Provided data section start

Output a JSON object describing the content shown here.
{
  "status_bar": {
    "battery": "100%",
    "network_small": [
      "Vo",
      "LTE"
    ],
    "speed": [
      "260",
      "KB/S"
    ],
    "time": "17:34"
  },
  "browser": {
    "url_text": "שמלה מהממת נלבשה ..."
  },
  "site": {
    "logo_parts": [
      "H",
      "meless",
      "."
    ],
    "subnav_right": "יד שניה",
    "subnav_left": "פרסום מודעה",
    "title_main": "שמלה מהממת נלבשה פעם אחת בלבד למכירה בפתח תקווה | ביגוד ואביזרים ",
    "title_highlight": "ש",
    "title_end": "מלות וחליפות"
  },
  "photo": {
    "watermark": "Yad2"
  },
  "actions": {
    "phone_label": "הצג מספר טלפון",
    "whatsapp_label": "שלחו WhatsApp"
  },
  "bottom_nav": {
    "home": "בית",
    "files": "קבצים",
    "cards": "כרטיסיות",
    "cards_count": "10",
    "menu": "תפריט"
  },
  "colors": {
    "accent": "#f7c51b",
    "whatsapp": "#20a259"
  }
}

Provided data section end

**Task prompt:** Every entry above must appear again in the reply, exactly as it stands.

**Exercise output:**
Output a JSON object describing the content shown here.
{
  "status_bar": {
    "battery": "100%",
    "network_small": [
      "Vo",
      "LTE"
    ],
    "speed": [
      "260",
      "KB/S"
    ],
    "time": "17:34"
  },
  "browser": {
    "url_text": "שמלה מהממת נלבשה ..."
  },
  "site": {
    "logo_parts": [
      "H",
      "meless",
      "."
    ],
    "subnav_right": "יד שניה",
    "subnav_left": "פרסום מודעה",
    "title_main": "שמלה מהממת נלבשה פעם אחת בלבד למכירה בפתח תקווה | ביגוד ואביזרים ",
    "title_highlight": "ש",
    "title_end": "מלות וחליפות"
  },
  "photo": {
    "watermark": "Yad2"
  },
  "actions": {
    "phone_label": "הצג מספר טלפון",
    "whatsapp_label": "שלחו WhatsApp"
  },
  "bottom_nav": {
    "home": "בית",
    "files": "קבצים",
    "cards": "כרטיסיות",
    "cards_count": "10",
    "menu": "תפריט"
  },
  "colors": {
    "accent": "#f7c51b",
    "whatsapp": "#20a259"
  }
}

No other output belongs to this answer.